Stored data
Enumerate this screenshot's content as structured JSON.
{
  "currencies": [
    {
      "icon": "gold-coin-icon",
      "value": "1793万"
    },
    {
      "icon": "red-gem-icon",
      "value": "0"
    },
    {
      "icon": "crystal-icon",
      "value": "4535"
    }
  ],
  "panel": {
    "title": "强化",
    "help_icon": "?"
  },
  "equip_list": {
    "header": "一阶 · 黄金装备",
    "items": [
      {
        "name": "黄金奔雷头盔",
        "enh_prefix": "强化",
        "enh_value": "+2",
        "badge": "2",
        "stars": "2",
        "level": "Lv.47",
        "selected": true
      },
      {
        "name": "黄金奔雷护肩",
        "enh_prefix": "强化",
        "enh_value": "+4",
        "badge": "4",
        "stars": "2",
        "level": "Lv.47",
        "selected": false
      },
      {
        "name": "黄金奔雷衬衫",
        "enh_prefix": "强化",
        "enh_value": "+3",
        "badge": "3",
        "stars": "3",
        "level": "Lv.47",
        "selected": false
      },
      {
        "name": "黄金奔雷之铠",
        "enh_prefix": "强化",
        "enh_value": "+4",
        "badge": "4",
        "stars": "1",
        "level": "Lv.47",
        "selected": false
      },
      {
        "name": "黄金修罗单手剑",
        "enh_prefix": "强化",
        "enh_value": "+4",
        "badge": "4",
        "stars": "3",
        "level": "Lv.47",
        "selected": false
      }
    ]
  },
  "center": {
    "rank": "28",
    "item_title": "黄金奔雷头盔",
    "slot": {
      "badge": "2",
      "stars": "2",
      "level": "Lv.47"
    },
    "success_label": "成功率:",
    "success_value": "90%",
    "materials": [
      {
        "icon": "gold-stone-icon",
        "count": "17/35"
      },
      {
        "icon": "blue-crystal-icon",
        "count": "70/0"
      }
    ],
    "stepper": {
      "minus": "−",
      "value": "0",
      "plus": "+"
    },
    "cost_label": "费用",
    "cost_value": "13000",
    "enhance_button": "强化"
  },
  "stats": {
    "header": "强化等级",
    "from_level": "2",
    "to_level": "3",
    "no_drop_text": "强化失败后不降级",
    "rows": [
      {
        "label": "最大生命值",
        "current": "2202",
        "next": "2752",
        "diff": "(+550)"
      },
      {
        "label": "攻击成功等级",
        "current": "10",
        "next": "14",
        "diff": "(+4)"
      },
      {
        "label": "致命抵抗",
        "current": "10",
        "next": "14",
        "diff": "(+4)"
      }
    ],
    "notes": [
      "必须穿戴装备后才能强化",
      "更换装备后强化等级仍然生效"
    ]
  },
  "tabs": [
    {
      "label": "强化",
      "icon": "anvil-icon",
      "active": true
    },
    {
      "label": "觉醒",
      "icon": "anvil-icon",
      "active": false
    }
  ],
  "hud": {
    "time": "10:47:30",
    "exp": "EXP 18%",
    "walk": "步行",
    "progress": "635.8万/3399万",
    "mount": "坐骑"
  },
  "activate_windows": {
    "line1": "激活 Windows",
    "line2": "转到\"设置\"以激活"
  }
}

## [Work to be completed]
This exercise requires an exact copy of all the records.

## [Answer area]
Enumerate this screenshot's content as structured JSON.
{
  "currencies": [
    {
      "icon": "gold-coin-icon",
      "value": "1793万"
    },
    {
      "icon": "red-gem-icon",
      "value": "0"
    },
    {
      "icon": "crystal-icon",
      "value": "4535"
    }
  ],
  "panel": {
    "title": "强化",
    "help_icon": "?"
  },
  "equip_list": {
    "header": "一阶 · 黄金装备",
    "items": [
      {
        "name": "黄金奔雷头盔",
        "enh_prefix": "强化",
        "enh_value": "+2",
        "badge": "2",
        "stars": "2",
        "level": "Lv.47",
        "selected": true
      },
      {
        "name": "黄金奔雷护肩",
        "enh_prefix": "强化",
        "enh_value": "+4",
        "badge": "4",
        "stars": "2",
        "level": "Lv.47",
        "selected": false
      },
      {
        "name": "黄金奔雷衬衫",
        "enh_prefix": "强化",
        "enh_value": "+3",
        "badge": "3",
        "stars": "3",
        "level": "Lv.47",
        "selected": false
      },
      {
        "name": "黄金奔雷之铠",
        "enh_prefix": "强化",
        "enh_value": "+4",
        "badge": "4",
        "stars": "1",
        "level": "Lv.47",
        "selected": false
      },
      {
        "name": "黄金修罗单手剑",
        "enh_prefix": "强化",
        "enh_value": "+4",
        "badge": "4",
        "stars": "3",
        "level": "Lv.47",
        "selected": false
      }
    ]
  },
  "center": {
    "rank": "28",
    "item_title": "黄金奔雷头盔",
    "slot": {
      "badge": "2",
      "stars": "2",
      "level": "Lv.47"
    },
    "success_label": "成功率:",
    "success_value": "90%",
    "materials": [
      {
        "icon": "gold-stone-icon",
        "count": "17/35"
      },
      {
        "icon": "blue-crystal-icon",
        "count": "70/0"
      }
    ],
    "stepper": {
      "minus": "−",
      "value": "0",
      "plus": "+"
    },
    "cost_label": "费用",
    "cost_value": "13000",
    "enhance_button": "强化"
  },
  "stats": {
    "header": "强化等级",
    "from_level": "2",
    "to_level": "3",
    "no_drop_text": "强化失败后不降级",
    "rows": [
      {
        "label": "最大生命值",
        "current": "2202",
        "next": "2752",
        "diff": "(+550)"
      },
      {
        "label": "攻击成功等级",
        "current": "10",
        "next": "14",
        "diff": "(+4)"
      },
      {
        "label": "致命抵抗",
        "current": "10",
        "next": "14",
        "diff": "(+4)"
      }
    ],
    "notes": [
      "必须穿戴装备后才能强化",
      "更换装备后强化等级仍然生效"
    ]
  },
  "tabs": [
    {
      "label": "强化",
      "icon": "anvil-icon",
      "active": true
    },
    {
      "label": "觉醒",
      "icon": "anvil-icon",
      "active": false
    }
  ],
  "hud": {
    "time": "10:47:30",
    "exp": "EXP 18%",
    "walk": "步行",
    "progress": "635.8万/3399万",
    "mount": "坐骑"
  },
  "activate_windows": {
    "line1": "激活 Windows",
    "line2": "转到\"设置\"以激活"
  }
}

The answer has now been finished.